The government is to forward a bill on Friday proposing tech giants such as Facebook and Google pay Danish media for using content on their platforms.

Denmark proposes new law to make Facebook pay for news and music
File photo: Regis Duvignau/Reuters/Ritzau Scanpix

The proposal will also mean platforms used to share media, such as YouTube, will be required to make agreements with rights holders in order to display videos or music, the Ministry of Culture said in a statement.

A comparable law recently took effect in Australia, resulting in all news pages being temporarily blocked for Facebook users in the southern hemisphere country.

READ ALSO: Could Denmark force Facebook to pay for news content?

“The media plays a central role in our democracy and ensures that public debate takes place on an infrormed basis,”culture minister Joy Mogensen said in the statement.

“If the media are to be able to continue making journalism, they should of course be paid for its use,” she added.

The proposal will provide for rights holders such as musicians or media outlets to be given a new publishing right which will enable them to decide who can use their content.

As such, companies like Facebook and Google will need permission to use the content online.

The Danish proposal builds on an EU directive which gives individual media outlets the right to agree deals with tech giants.

The bill put forward by Mogensen will allow Danish media to make a collective agreement with the tech companies providing for payment when their content is used.

An interest organisation for Danish media companies has backed the proposal.

“We have wanted to be able to enter collective agreements with tech giants because that would strengthen the media companies’ position,” Louise Brincker, CEO of Danske Medier, told newspaper Berlingske. Brincker noted she had not yet read the full proposal.

Media will not be obliged to make agreements with the tech companies, however. Complaints to the Danish copyright board, Ophavsretslicensnævnet, will be possible under the new law, should it be passed by parliament.

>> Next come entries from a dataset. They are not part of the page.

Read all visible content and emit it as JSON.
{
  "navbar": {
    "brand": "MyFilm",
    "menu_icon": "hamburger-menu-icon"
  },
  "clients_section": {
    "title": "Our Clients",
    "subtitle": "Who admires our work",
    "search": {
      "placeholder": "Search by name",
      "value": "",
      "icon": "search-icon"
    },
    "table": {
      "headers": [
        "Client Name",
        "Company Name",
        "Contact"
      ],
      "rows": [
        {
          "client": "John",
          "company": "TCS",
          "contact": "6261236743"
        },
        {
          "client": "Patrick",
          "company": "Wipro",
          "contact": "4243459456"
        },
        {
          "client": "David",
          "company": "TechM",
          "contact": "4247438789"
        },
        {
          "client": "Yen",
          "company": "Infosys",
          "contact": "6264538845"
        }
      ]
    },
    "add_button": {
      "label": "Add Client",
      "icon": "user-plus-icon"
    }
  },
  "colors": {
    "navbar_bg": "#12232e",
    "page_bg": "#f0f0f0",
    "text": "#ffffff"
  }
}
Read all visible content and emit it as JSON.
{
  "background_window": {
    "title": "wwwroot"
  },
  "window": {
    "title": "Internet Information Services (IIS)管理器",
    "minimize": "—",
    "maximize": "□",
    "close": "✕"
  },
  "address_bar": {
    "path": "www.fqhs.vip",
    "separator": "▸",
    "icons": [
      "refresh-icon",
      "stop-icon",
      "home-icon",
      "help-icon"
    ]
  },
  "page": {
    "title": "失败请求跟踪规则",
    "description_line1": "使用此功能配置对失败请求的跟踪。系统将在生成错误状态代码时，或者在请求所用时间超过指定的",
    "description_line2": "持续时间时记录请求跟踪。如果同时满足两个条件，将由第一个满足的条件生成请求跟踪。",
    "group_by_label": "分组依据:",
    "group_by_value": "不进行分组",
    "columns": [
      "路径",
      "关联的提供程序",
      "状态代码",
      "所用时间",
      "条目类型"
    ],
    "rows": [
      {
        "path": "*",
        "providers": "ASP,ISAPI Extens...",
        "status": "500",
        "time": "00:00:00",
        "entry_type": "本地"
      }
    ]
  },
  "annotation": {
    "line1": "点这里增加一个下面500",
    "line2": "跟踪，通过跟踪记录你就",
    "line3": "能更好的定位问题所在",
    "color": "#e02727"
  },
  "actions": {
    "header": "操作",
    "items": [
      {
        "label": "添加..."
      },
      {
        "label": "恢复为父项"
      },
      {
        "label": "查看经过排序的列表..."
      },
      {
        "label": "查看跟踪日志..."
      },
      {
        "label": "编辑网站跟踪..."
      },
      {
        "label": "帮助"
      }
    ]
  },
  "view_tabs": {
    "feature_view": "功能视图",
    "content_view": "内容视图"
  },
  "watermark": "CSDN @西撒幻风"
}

The bill will become law on June 7th should it receive the backing of a parliamentary majority.

Both Facebook and Google decline to comment to Berlingske on the matter, stating they had yet to see the bill in full.